"At that point, I realized if Ray Lewis was going to be called as a witness and tell the truth he had told to me, that he would admit that he hadn't been fully candid with the police," Garland said.
"In order for him to put this behind him, when he testified, he needed to testify that he hadn't been because it was the truth. It was for that reason only that this plea to a misdemeanor [was made]."
The gravity of Lewis' crime is open to debate - NFL commissioner Paul Tagliabue didn't think it worthy of a suspension, and Garland equated it to a speeding ticket, calling it "about as minor as you can get."
But whatever your view of obstruction of justice, it sure isn't the charge that creates major headlines.
It sure isn't murder.
"Ray Lewis was totally exonerated," Garland said. "And if you look at it, he was exonerated in a way that is stronger and more forceful than a non-guilty verdict or a directed verdict.
"What you have here is the district attorney not only dismissing the charges, but then reaching to Ray and saying, 'Ray, come forward.' And the district attorney puts him up as his witness representing that he is telling the truth.
"It's very important to understand the degree of this exoneration. It goes beyond a lawyer getting somebody off or a judge ruling in our favor, or even a jury. It is the man in charge of bringing the charge saying to me last Sunday morning, 'I have concluded that Ray Lewis is innocent of these charges. And I am going to dismiss those charges.'"
Garland's argument will grow even stronger if Howard gives the same account when the trial is complete, but any explanation of Lewis' "degree of exoneration" probably will be lost in most media reports.
Is it fair?
None of this is fair, starting with the deaths of Jacinth Baker and Richard Lollar.
Lewis never should have been charged with murder, but he created many of his own problems by lying to police. If he wants to correct his image, it's imperative that he stay out of further trouble.
People will believe what they want to believe. Lewis' fans will portray him as someone who made a mistake. His critics will portray him as a thug.
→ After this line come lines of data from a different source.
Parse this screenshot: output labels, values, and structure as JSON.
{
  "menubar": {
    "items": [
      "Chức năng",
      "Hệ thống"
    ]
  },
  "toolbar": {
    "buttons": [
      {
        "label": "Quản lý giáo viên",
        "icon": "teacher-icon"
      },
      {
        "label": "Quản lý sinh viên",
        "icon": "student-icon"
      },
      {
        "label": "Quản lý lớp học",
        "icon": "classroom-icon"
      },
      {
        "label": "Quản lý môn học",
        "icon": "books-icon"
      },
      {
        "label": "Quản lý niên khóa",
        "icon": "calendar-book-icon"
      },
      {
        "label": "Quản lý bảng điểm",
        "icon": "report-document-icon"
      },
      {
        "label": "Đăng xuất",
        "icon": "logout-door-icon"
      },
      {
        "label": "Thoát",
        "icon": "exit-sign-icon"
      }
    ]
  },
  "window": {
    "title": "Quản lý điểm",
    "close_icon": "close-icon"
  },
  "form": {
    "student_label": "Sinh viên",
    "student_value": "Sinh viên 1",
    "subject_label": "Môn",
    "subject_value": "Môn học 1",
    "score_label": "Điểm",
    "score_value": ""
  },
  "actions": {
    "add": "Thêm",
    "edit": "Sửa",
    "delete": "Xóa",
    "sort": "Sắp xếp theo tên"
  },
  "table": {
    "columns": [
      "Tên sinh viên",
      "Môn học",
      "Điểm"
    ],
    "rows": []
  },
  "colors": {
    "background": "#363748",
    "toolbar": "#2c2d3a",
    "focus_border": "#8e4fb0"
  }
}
But no matter what is reported, Lewis ultimately is reponsible for the perceptions that surround him.
The truth set him free in Atlanta.
More often than not, the truth wins out.
A transcript of Lewis' statement and video and audio clips from yesterday's news conference are available on the Internet at www.sunspot.net.